When 10 of the top contemporary Christian music groups pull into the parking lot at World Arena on Friday for Winter Jam 2013, one group's lead singer will be plotting a surprise.
The evening follows the record-setting format: Grammy and Dove award-winning musicians rocking out praise and worship style for several thousand jammers. But lead singer Mike Donehey of Tenth Avenue North wants to find a way to humanize the giant event.
"When shows get so huge - and this one is going to be huge, packed - it can be dehumanizing," says the singer/songwriter. "We're working out a way to also be one-on-one. It's a secret."
The five members of Tenth Avenue North (named for a major road near Palm Beach, Fla., from which the Nashville residents originally hail) have been partners with Compassion International for a number ofyears and consider the nonprofit's model one to emulate. In fact, two members of the band have met "their kids" through the group: the Honduran Compassion children they support monetarily and in other ways.
"It's the human connection - instilling worth, wasting your time on someone who couldn't possibly pay us back," Donehey said. "It's wastefulness of grace. If we won't serve one,embrace the least, we shouldn't take that platform (on stage) in front of thousands."
In one of the group's songs, Donehey wrote, "I want to know who you are even if you're falling apart. Reach in and touch your scars."
Lyrics like that remind him that he's here to be a gift. Maybe he'll single out a couple of people to be his audience for a personal serenade. Maybe he'll just slow down and talk with strangers. "This tour I'll take the time to just look into someone's eyes, to make contact. That power you have, its worth is invaluable."
The five members of TAN, as they're known to fans, will reveal some of their own scars when they sing "Worn," the popular single from their album "The Struggle" (2012). Interviewed by phone as they were preparing to leave on the tour, Donehey said he wrote "Worn" when he was worn out and feeling useless.
"I call myself a recovering Christian school kid," he said. "I was trying to combine a gospel with things like ambition, success, money and power. Those might be the greatest threats to the kingdom of God today."
While life on the road can be hectic, Donehey said those busy times provide a much more accurate picture of what's important in an individual's life.
"I'll be honest. When you're in a band, you have an amazing community of people who are your church in some ways," he said. "They're people who know your crap day after day, who know when you're starting to blow smoke. I can paint on a plastic smile one hour a week, but touring is 24/7."
The young men of TAN have much to be thankful for this fall, with three of them becoming fathers this year. Donehey and his wife welcomed baby June Marie on Oct. 7.
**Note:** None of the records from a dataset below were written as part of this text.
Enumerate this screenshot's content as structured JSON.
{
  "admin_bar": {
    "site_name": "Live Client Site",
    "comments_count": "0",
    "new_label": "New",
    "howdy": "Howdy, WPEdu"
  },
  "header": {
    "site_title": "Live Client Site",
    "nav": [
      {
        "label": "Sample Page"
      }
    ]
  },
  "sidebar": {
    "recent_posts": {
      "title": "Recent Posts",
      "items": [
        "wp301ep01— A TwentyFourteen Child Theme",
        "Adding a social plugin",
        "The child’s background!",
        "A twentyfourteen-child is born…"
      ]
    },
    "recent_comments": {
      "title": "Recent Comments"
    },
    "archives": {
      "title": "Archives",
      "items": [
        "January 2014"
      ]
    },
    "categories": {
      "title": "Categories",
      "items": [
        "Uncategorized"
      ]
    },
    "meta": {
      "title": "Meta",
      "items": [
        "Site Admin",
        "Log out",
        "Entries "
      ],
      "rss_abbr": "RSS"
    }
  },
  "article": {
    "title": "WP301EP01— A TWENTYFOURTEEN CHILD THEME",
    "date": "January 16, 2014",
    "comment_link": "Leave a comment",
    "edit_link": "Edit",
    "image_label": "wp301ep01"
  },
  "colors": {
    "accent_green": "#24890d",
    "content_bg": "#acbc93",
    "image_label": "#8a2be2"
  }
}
When June Marie’s sisters Eisley and Nora were born, Donehey was gripped with concern about all the evil in their world, he said. There were bad people, dangers, temptations and on and on. Horrible things “could befall my children.”
“Could the maker of the stars hear the sound of my breaking heart?” he asked in one of the group’s songs and answered with “You Do All Things Well” from “The Struggle.”
Now, Donehey says, “I’m amazed at the possibility of all the good they (his daughters) might bring into the world.”
Donehey can only chuckle when people — mainly men — worry about him losing his male identity in the world of hair ribbons. “I’m just oozing with masculinity,” he said, laughing. “I grew up surrounded by women. I have four sisters.”
However, Mr. Testosterone has learned that he cries more easily because of his three girls. “That Subaru commercial, I cried.” He wrote a blog in response to it. “A Subaru commercial?! Seriously? My man point stock is crashing with every key stroke, but before you condemn my whimpering, have you seen this one?”
“Dude is sitting at the bus stop in the morning with his little girl when the bus suddenly screeches to a stop and the doors swing open. His daughter proceeds to give him the most achingly forlorn look I’ve ever seen in the history of the world.
So what does he do? He jumps in his car and races beside, constantly peering through the school bus windows.
“And in slow motion you see her with new found friends, laughing at the brilliance of rainbows and all things bright and beautiful. Punch me in the face. I’m hysterical at this point.”
It’s a moment all the TAN members can relate to during those long hours on the road because, said Donehey, there’s a God they honor and can look to as they play truth and beauty and wonder.